→ **Goal of the exercise**
Nothing in the entries may be altered; copy them in full.

→ **Excerpts from an interface dataset**
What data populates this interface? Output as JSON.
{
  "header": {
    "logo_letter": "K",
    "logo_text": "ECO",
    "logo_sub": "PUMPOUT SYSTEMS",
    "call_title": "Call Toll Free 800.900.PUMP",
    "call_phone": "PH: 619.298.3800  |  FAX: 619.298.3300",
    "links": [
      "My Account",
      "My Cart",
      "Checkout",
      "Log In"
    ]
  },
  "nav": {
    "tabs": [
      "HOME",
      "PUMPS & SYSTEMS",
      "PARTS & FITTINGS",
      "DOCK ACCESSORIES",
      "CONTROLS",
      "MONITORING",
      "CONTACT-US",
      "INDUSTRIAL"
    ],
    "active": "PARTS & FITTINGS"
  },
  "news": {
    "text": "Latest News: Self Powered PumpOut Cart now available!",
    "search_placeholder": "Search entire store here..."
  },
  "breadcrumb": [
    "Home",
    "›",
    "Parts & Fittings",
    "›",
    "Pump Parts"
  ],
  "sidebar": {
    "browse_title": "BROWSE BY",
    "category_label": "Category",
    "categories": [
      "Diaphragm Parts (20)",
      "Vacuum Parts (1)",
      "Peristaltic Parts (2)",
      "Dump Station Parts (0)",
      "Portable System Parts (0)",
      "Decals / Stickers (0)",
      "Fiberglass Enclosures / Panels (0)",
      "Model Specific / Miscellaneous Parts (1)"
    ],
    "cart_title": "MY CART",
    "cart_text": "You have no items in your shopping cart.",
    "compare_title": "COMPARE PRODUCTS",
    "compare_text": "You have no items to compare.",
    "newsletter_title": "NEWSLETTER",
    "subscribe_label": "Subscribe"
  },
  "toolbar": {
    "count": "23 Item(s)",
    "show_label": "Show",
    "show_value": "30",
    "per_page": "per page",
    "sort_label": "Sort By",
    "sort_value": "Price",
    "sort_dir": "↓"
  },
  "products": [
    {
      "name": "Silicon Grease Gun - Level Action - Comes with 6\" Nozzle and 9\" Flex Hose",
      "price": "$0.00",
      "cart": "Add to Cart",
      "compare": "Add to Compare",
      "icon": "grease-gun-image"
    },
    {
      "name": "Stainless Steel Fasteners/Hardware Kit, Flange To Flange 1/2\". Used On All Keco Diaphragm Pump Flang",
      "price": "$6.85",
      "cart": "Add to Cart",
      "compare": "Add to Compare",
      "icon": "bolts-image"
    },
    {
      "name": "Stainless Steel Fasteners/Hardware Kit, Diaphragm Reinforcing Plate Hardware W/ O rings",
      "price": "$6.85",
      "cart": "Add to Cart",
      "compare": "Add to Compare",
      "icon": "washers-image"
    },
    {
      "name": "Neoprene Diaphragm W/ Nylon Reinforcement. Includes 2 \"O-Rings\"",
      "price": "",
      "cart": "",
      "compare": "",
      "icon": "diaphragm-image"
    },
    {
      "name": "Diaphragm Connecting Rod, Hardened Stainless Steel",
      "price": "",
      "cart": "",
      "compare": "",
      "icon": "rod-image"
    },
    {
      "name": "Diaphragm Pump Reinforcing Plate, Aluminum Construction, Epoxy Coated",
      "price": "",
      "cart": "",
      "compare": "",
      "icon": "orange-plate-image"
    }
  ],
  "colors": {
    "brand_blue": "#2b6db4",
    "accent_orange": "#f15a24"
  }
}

→ **Written solution**
What data populates this interface? Output as JSON.
{
  "header": {
    "logo_letter": "K",
    "logo_text": "ECO",
    "logo_sub": "PUMPOUT SYSTEMS",
    "call_title": "Call Toll Free 800.900.PUMP",
    "call_phone": "PH: 619.298.3800  |  FAX: 619.298.3300",
    "links": [
      "My Account",
      "My Cart",
      "Checkout",
      "Log In"
    ]
  },
  "nav": {
    "tabs": [
      "HOME",
      "PUMPS & SYSTEMS",
      "PARTS & FITTINGS",
      "DOCK ACCESSORIES",
      "CONTROLS",
      "MONITORING",
      "CONTACT-US",
      "INDUSTRIAL"
    ],
    "active": "PARTS & FITTINGS"
  },
  "news": {
    "text": "Latest News: Self Powered PumpOut Cart now available!",
    "search_placeholder": "Search entire store here..."
  },
  "breadcrumb": [
    "Home",
    "›",
    "Parts & Fittings",
    "›",
    "Pump Parts"
  ],
  "sidebar": {
    "browse_title": "BROWSE BY",
    "category_label": "Category",
    "categories": [
      "Diaphragm Parts (20)",
      "Vacuum Parts (1)",
      "Peristaltic Parts (2)",
      "Dump Station Parts (0)",
      "Portable System Parts (0)",
      "Decals / Stickers (0)",
      "Fiberglass Enclosures / Panels (0)",
      "Model Specific / Miscellaneous Parts (1)"
    ],
    "cart_title": "MY CART",
    "cart_text": "You have no items in your shopping cart.",
    "compare_title": "COMPARE PRODUCTS",
    "compare_text": "You have no items to compare.",
    "newsletter_title": "NEWSLETTER",
    "subscribe_label": "Subscribe"
  },
  "toolbar": {
    "count": "23 Item(s)",
    "show_label": "Show",
    "show_value": "30",
    "per_page": "per page",
    "sort_label": "Sort By",
    "sort_value": "Price",
    "sort_dir": "↓"
  },
  "products": [
    {
      "name": "Silicon Grease Gun - Level Action - Comes with 6\" Nozzle and 9\" Flex Hose",
      "price": "$0.00",
      "cart": "Add to Cart",
      "compare": "Add to Compare",
      "icon": "grease-gun-image"
    },
    {
      "name": "Stainless Steel Fasteners/Hardware Kit, Flange To Flange 1/2\". Used On All Keco Diaphragm Pump Flang",
      "price": "$6.85",
      "cart": "Add to Cart",
      "compare": "Add to Compare",
      "icon": "bolts-image"
    },
    {
      "name": "Stainless Steel Fasteners/Hardware Kit, Diaphragm Reinforcing Plate Hardware W/ O rings",
      "price": "$6.85",
      "cart": "Add to Cart",
      "compare": "Add to Compare",
      "icon": "washers-image"
    },
    {
      "name": "Neoprene Diaphragm W/ Nylon Reinforcement. Includes 2 \"O-Rings\"",
      "price": "",
      "cart": "",
      "compare": "",
      "icon": "diaphragm-image"
    },
    {
      "name": "Diaphragm Connecting Rod, Hardened Stainless Steel",
      "price": "",
      "cart": "",
      "compare": "",
      "icon": "rod-image"
    },
    {
      "name": "Diaphragm Pump Reinforcing Plate, Aluminum Construction, Epoxy Coated",
      "price": "",
      "cart": "",
      "compare": "",
      "icon": "orange-plate-image"
    }
  ],
  "colors": {
    "brand_blue": "#2b6db4",
    "accent_orange": "#f15a24"
  }
}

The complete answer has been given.